__Aim of the task__: From the data, return each line holding the word "gmail".
--- Data for processing Enclosed Below ---
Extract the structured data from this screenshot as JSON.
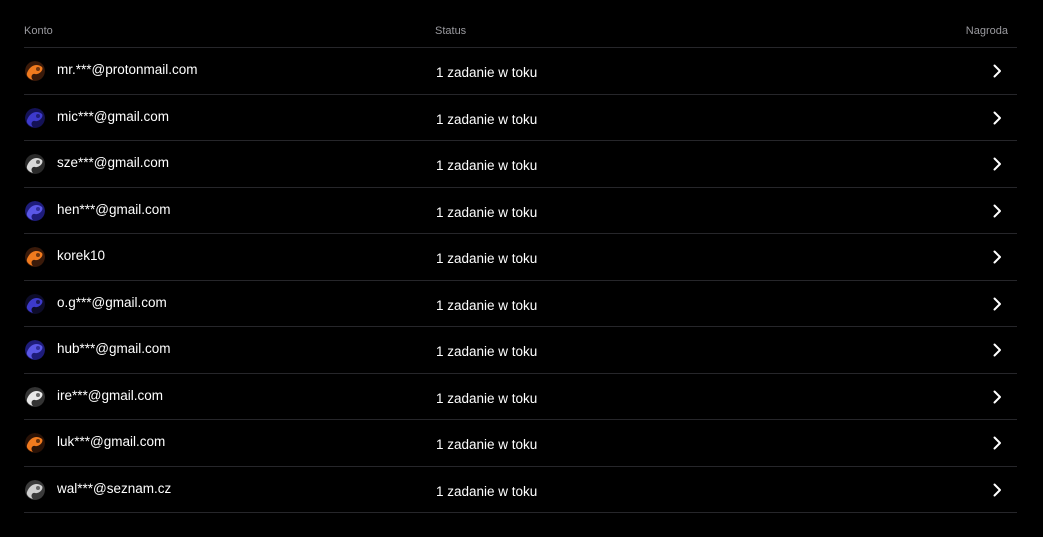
{
  "header": {
    "account_label": "Konto",
    "status_label": "Status",
    "reward_label": "Nagroda"
  },
  "rows": [
    {
      "account": "mr.***@protonmail.com",
      "status": "1 zadanie w toku",
      "avatar_colors": [
        "#f07a1e",
        "#3a1a0a"
      ]
    },
    {
      "account": "mic***@gmail.com",
      "status": "1 zadanie w toku",
      "avatar_colors": [
        "#3d3acb",
        "#141256"
      ]
    },
    {
      "account": "sze***@gmail.com",
      "status": "1 zadanie w toku",
      "avatar_colors": [
        "#d8d8d8",
        "#2a2a2a"
      ]
    },
    {
      "account": "hen***@gmail.com",
      "status": "1 zadanie w toku",
      "avatar_colors": [
        "#5a57e6",
        "#1e1c7a"
      ]
    },
    {
      "account": "korek10",
      "status": "1 zadanie w toku",
      "avatar_colors": [
        "#f07a1e",
        "#3a1a0a"
      ]
    },
    {
      "account": "o.g***@gmail.com",
      "status": "1 zadanie w toku",
      "avatar_colors": [
        "#3d3acb",
        "#0d0c2a"
      ]
    },
    {
      "account": "hub***@gmail.com",
      "status": "1 zadanie w toku",
      "avatar_colors": [
        "#5a57e6",
        "#1e1c7a"
      ]
    },
    {
      "account": "ire***@gmail.com",
      "status": "1 zadanie w toku",
      "avatar_colors": [
        "#e8e8e8",
        "#333333"
      ]
    },
    {
      "account": "luk***@gmail.com",
      "status": "1 zadanie w toku",
      "avatar_colors": [
        "#f07a1e",
        "#2a1206"
      ]
    },
    {
      "account": "wal***@seznam.cz",
      "status": "1 zadanie w toku",
      "avatar_colors": [
        "#cfcfcf",
        "#3a3a3a"
      ]
    }
  ]
}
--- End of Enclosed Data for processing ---
__Result of this task__:
      "account": "mic***@gmail.com",
      "account": "sze***@gmail.com",
      "account": "hen***@gmail.com",
      "account": "o.g***@gmail.com",
      "account": "hub***@gmail.com",
      "account": "ire***@gmail.com",
      "account": "luk***@gmail.com",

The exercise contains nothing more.